* Exercise:
Going through the records that follow, please count the lines with "filter" in them and give only the count.

--- Extracted information Enclosed Below ---

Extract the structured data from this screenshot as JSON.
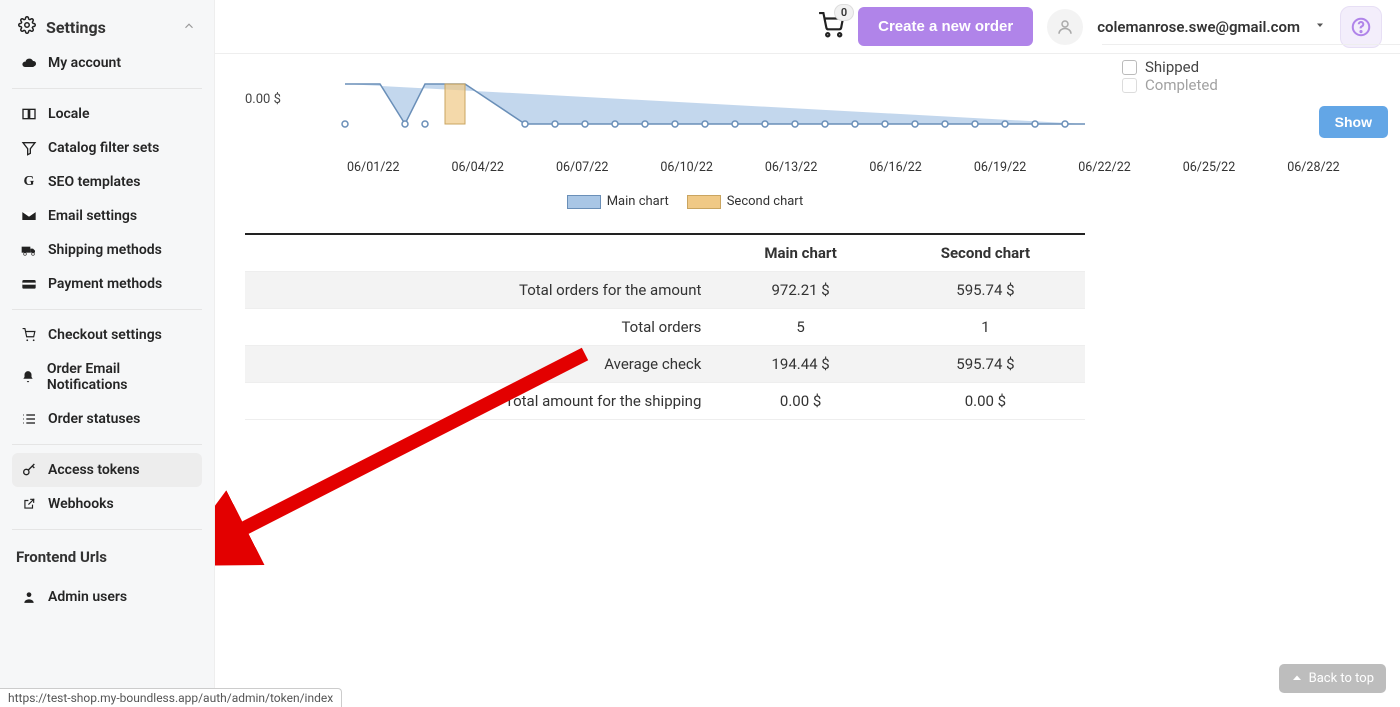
{
  "header": {
    "cart_count": "0",
    "create_order_label": "Create a new order",
    "user_email": "colemanrose.swe@gmail.com"
  },
  "sidebar": {
    "settings_label": "Settings",
    "items": [
      {
        "label": "My account",
        "icon": "cloud"
      },
      "divider",
      {
        "label": "Locale",
        "icon": "locale"
      },
      {
        "label": "Catalog filter sets",
        "icon": "filter"
      },
      {
        "label": "SEO templates",
        "icon": "seo"
      },
      {
        "label": "Email settings",
        "icon": "mail"
      },
      {
        "label": "Shipping methods",
        "icon": "truck"
      },
      {
        "label": "Payment methods",
        "icon": "card"
      },
      "divider",
      {
        "label": "Checkout settings",
        "icon": "cart"
      },
      {
        "label": "Order Email Notifications",
        "icon": "bell"
      },
      {
        "label": "Order statuses",
        "icon": "list"
      },
      "divider",
      {
        "label": "Access tokens",
        "icon": "key",
        "active": true
      },
      {
        "label": "Webhooks",
        "icon": "external"
      }
    ],
    "frontend_heading": "Frontend Urls",
    "admin_users_label": "Admin users"
  },
  "chart_data": {
    "type": "area",
    "title": "",
    "xlabel": "",
    "ylabel": "",
    "y_min_label": "0.00 $",
    "x_ticks": [
      "06/01/22",
      "06/04/22",
      "06/07/22",
      "06/10/22",
      "06/13/22",
      "06/16/22",
      "06/19/22",
      "06/22/22",
      "06/25/22",
      "06/28/22"
    ],
    "legend": [
      "Main chart",
      "Second chart"
    ],
    "series": [
      {
        "name": "Main chart",
        "color": "#a9c6e5"
      },
      {
        "name": "Second chart",
        "color": "#f0c986"
      }
    ],
    "note": "values are cropped above visible area; only baseline/drop-to-zero visible"
  },
  "table": {
    "headers": [
      "",
      "Main chart",
      "Second chart"
    ],
    "rows": [
      {
        "label": "Total orders for the amount",
        "main": "972.21 $",
        "second": "595.74 $"
      },
      {
        "label": "Total orders",
        "main": "5",
        "second": "1"
      },
      {
        "label": "Average check",
        "main": "194.44 $",
        "second": "595.74 $"
      },
      {
        "label": "Total amount for the shipping",
        "main": "0.00 $",
        "second": "0.00 $"
      }
    ]
  },
  "right_panel": {
    "shipped_label": "Shipped",
    "completed_label": "Completed",
    "show_label": "Show"
  },
  "back_to_top": "Back to top",
  "status_url": "https://test-shop.my-boundless.app/auth/admin/token/index"
}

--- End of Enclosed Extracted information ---

* Your solution:
2